On the physical exam, she had palpable right-sided axillary and bilateral inguinal adenopathy. Work-up at that time revealed a white blood cell count of 51,000 per mm3: 78% of which were lymphocytes. She had an absolute neutrophil count of 3700 per mm3, hemoglobin of 8.9 g/dL, and platelets of 90,000 per mm3. Her LDH [lactate dehydrogenase] was within normal limits, and her ß-2 microglobulin was elevated. Her creatinine clearance was diminished at 31 mL/min. Flow cytometry revealed a B-lymphocyte population with coexpression of CD5 protein, CD23 protein, and CD20 protein. This monoclonal B-cell population was confirmed to be CLL. FISH [fluorescence in situ hybridization] was performed and tested positive for deletion of chromosome 17P. Her IGHV status was unmutated, and she had Reye syndrome stage IV disease on the basis of her thrombocytopenia, or Binet stage III disease. Her ECOG performance status was 1, but her Cumulative Illness Rating Scale was 7. She was started on treatment with 420 mg of ibrutinib [Imbruvica] once daily.

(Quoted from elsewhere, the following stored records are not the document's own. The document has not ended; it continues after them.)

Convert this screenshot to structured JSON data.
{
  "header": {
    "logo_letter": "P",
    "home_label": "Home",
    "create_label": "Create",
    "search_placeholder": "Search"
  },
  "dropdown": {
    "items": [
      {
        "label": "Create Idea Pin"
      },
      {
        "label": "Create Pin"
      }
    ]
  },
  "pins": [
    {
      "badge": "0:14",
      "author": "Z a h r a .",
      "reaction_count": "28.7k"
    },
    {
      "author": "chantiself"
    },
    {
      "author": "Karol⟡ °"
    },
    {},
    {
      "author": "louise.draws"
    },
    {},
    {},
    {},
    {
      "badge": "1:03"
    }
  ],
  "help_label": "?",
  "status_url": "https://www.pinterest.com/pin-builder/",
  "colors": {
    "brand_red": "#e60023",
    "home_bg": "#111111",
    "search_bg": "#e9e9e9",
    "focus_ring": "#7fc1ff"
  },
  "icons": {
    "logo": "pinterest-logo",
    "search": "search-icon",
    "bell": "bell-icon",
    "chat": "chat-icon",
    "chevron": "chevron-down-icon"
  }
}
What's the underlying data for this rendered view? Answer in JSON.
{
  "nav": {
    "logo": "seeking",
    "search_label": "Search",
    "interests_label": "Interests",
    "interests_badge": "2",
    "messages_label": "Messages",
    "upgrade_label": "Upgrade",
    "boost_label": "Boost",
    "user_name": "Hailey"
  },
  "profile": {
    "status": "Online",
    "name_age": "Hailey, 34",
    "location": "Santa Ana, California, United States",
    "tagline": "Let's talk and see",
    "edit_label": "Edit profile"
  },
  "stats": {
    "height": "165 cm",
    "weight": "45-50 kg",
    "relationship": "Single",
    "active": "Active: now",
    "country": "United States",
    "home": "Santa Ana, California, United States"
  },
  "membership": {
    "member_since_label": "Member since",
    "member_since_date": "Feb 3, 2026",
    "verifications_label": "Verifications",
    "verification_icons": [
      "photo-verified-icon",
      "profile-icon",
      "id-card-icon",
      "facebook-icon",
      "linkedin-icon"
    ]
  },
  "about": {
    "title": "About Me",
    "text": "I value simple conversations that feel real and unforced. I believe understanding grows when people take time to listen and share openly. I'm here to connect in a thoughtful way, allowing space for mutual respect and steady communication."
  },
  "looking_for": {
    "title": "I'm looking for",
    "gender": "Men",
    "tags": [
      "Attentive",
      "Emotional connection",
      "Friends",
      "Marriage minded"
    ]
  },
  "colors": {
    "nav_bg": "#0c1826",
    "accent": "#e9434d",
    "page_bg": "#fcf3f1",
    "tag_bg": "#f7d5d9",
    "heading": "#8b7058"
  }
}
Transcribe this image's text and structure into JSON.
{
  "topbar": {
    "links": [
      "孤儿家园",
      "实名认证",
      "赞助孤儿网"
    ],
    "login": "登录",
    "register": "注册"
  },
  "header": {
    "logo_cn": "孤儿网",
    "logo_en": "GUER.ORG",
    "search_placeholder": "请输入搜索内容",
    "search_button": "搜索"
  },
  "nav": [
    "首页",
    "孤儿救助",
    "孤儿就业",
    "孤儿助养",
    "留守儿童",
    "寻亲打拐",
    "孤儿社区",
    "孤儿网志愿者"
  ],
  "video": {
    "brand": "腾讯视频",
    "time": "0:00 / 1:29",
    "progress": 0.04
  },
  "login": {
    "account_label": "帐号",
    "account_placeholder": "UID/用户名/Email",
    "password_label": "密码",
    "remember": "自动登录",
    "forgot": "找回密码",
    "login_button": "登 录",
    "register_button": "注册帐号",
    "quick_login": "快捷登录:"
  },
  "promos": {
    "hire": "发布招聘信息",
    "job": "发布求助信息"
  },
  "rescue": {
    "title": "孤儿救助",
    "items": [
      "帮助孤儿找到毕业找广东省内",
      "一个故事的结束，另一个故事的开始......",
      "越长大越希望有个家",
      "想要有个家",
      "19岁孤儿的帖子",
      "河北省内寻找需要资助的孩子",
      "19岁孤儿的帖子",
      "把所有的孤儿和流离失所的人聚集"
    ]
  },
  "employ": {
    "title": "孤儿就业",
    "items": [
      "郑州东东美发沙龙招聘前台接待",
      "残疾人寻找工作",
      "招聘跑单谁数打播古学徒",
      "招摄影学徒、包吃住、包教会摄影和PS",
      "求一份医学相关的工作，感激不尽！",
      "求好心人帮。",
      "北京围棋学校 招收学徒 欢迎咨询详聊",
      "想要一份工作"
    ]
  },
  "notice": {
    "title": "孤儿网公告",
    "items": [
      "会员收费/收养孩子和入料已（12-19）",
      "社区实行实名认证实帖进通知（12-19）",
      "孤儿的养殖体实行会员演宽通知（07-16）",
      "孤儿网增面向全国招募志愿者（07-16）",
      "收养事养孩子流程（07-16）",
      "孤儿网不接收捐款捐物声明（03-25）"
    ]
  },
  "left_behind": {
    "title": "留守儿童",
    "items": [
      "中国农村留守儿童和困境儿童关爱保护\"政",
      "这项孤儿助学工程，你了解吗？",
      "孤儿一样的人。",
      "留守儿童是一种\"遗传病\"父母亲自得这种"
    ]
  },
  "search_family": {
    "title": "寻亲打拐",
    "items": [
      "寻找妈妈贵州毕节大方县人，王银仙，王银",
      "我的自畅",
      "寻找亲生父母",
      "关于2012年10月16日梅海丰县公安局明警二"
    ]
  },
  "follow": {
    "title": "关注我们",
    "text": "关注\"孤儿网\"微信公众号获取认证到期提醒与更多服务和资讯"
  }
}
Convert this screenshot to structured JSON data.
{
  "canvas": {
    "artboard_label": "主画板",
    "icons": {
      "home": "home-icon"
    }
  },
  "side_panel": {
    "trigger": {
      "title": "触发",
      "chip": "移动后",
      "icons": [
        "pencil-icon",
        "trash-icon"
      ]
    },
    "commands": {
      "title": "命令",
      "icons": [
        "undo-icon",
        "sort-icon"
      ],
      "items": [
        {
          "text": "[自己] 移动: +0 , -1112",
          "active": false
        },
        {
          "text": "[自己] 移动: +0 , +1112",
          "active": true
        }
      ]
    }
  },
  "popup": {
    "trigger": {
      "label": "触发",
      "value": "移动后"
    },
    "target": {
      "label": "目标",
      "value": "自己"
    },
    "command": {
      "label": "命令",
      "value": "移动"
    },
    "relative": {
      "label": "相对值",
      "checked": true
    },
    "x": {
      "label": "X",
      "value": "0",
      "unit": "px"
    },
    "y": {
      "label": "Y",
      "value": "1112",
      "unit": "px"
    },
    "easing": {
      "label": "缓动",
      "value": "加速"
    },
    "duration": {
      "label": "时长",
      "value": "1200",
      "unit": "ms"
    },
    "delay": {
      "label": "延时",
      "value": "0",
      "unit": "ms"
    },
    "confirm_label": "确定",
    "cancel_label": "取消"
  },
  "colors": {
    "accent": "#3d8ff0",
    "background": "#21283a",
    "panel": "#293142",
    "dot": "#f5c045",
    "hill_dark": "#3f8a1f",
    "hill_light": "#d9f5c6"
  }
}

Her symptoms improved, and she achieved stable disease with resolution of her lymphadenopathy. Three years later, however, she complained of increasing fatigue, abdominal pain, and decreased appetite. Upon physical exam she had return of her palpable lymphadenopathy and splenomegaly and this time, her creatinine clearance was 40 mL/min. CT scan was performed and did reveal multiple lymph nodes, in excess, of 5 cm. At that time, treatment was initiated with idelalisib, 150 mg twice daily, as well as rituximab [Rituxan].

There are a number of interesting things to think about with this case. First of all, general impressions: What do I think about this patient? In many cases, we’re given case presentations of 76-year-olds who are otherwise perfectly healthy, except for their CLL. But in the real world, we see that medical comorbidities are quite common and significant. They influence how patients are going to be able to adhere with follow-up plans and how these diseases are going to impact their CLL treatment. Realistically, we all have to make treatment decisions—for these patients who have medical comorbidities—and select therapies that take that into account.

That’s really important. When we think about risk factor stratification, 1 test stands out above all others; that’s FISH. FISH stands for fluorescence in situ hybridization, and there are 5 main categories of responses. Patients can have deletion of chromosome 13q. They could have normal chromosome changes. They can have an extra copy of chromosome 12. They can have a deletion of 11q or 17p; 17p is really the works. These are patients who are going to be refractory or experience early relapse from any toxic therapy. I very much agree with her initial treatment selection of ibrutinib. Ibrutinib is 1 of the oldest BTK [Bruton tyrosine kinase] inhibitors and the 1 that’s got the longest track record. But even for patients started on ibrutinib, if they have deletion of 17p, they’re typically going to have a shorter overall disease control with ibrutinib than they would if they lacked the 17p. It’s really important for us to know this ahead of time.

Another molecular characteristic that’s underutilized is TP53 mutation. TP53 mutation is not acquired by way of FISH. It’s a test obtained by sequencing, and it behaves roughly as bad as 17p. When people have 17p, the TP53 gene is missing. Knowing both at a sequence level and as FISH testing, the status is of TP53 is really important. In this case, I don’t think it’s surprising that she had disease progression within just 3 years of starting ibrutinib. Typically, when patients with adverse molecular characteristics progress, they may have acquired a mutation in their BTK protein, and 1 of the interesting features, currently, is what we call cysteine 41 serum. That’s the binding site for the covalent BTK inhibitors. Ibrutinib, acalabrutinib [Calquence], and zanubrutinib [Brukinsa] all bind irreversibly to that site. If the cancer cells are able to put a mutation in that spot, the covalent inhibitors will no longer work.

Other mutations can arise, but they’re far and away the most common. It’s worthwhile to check, and it will become more worthwhile as additional drug therapies become available in the next few years.

This transcript has been edited for clarity.